Everyone was quiet, waiting for me to answer, my mother especially eager. I explained that a vagina is not closed but there is a membrane surrounding the vaginal wall which does not stop period blood from flowing. It is also of different structure for diff people. Some are born without one, some have it more elastic so it stretches but doesn’t tear even when having penetrative sex.
. “قولي هيك لستّك بعد لعملتو فيني”
Teta was on her way with a tray of carelessly cut watermelons.
فكرت حدا عملّك شي .ما عرفتش إنّو إجتك على التسع سنين .كنت ولد وقت جبتك.””
Teta’s hands baked cakes, planted seeds, sewed school uniforms and dragged her 9 year old daughter by her hair all the way to the Doctor’s clinic because it didn’t occur to her that she might have gotten her period at that age.
“شو عملتي!” “مين عمل فيكي هيك!” “شو عملتي فينا!” my aunt screamed, imitating her mother as she dragged her across the village’s cement. My aunt was 9 years old when she realized that what she does with her body is not about her but about them, so she protected it. The earth that keeps on giving can be cruel and ruthless. What has been done to earth is cruel and ruthless. Teta repeated that she did not know any better. She did not apologize. Aunt Lina looked at my teta with resentment, blame and love. This is what motherly love is sometimes.
This story is as old as time. Every woman who lives here has been to this story, this sobheyye. In another sobheyye my teta will tell me a story about her hands, her needles and her sewing machine, how they fed the gaping mouths of 6 children. In another sobheyye, my other aunt nassima will advise the others to stick cologne up their vagina to get rid of “the smell”. In another sobheyye my mom announces that my uncle had a baby and his wife is suicidal, postpartum depression the doctors called it. In another sobheyye Lina will tell everyone that her son’s ex-wife is a smelly slut and that she burned all her clothes. In every single sobheyye I will listen, argue, and explain. In every sobheyye they will listen, understand, and apologize to each other but will still play by the rules. Stick to the story. My teta will feel sorry for her cruelty towards her daughters. My mom will feel sorry for her cruelty towards me, how I turned out because of that, despite of that.

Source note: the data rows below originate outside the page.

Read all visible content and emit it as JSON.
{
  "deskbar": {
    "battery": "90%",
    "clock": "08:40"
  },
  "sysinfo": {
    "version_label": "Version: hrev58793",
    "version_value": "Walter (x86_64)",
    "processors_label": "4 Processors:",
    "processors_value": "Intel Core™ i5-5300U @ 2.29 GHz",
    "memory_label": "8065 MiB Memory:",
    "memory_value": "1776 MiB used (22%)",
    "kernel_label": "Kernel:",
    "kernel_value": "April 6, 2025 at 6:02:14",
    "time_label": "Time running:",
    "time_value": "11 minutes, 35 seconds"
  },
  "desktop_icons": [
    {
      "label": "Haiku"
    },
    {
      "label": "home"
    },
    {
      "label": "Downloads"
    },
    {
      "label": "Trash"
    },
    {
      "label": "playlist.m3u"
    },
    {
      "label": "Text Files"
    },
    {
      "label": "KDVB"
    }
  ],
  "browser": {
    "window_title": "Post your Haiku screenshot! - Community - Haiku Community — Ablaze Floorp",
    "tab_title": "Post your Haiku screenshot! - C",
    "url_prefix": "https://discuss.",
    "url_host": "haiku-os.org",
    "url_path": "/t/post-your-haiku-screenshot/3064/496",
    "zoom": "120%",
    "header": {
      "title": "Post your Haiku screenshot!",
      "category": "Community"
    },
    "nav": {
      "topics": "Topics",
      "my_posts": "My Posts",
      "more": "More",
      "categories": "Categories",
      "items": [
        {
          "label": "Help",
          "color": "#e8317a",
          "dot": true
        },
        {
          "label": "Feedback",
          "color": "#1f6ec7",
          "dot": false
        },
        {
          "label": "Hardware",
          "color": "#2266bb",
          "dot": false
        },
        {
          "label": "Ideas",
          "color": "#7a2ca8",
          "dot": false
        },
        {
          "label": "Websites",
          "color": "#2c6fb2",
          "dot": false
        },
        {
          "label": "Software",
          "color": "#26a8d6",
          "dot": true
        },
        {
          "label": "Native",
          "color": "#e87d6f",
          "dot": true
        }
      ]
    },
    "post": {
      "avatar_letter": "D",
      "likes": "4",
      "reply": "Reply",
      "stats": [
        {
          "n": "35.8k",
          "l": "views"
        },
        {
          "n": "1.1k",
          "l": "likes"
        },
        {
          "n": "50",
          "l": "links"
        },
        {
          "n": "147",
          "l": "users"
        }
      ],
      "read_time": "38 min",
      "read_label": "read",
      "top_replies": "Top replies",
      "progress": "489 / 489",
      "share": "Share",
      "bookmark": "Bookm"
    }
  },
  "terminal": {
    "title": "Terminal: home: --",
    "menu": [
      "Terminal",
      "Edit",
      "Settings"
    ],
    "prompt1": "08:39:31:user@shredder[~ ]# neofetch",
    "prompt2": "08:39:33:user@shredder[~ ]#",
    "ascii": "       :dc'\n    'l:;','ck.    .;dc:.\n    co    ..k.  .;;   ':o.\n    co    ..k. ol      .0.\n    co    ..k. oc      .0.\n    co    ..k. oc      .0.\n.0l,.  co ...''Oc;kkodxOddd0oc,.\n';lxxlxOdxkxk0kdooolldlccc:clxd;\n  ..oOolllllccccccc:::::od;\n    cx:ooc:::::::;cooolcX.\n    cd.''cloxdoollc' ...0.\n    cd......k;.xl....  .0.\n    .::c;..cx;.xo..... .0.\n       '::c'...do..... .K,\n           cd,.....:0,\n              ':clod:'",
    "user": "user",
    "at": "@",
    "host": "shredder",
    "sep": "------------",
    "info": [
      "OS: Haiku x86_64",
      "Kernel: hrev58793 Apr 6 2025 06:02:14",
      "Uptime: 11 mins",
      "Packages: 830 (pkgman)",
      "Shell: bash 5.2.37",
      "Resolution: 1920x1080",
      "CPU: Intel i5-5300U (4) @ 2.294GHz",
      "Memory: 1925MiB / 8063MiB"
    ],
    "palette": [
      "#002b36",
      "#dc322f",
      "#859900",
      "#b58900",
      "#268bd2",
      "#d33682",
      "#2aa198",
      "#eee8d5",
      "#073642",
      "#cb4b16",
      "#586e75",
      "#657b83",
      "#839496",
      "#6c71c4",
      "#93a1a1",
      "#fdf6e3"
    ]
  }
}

When will I stop feeling like I belong to these people? Why am I still part of this story?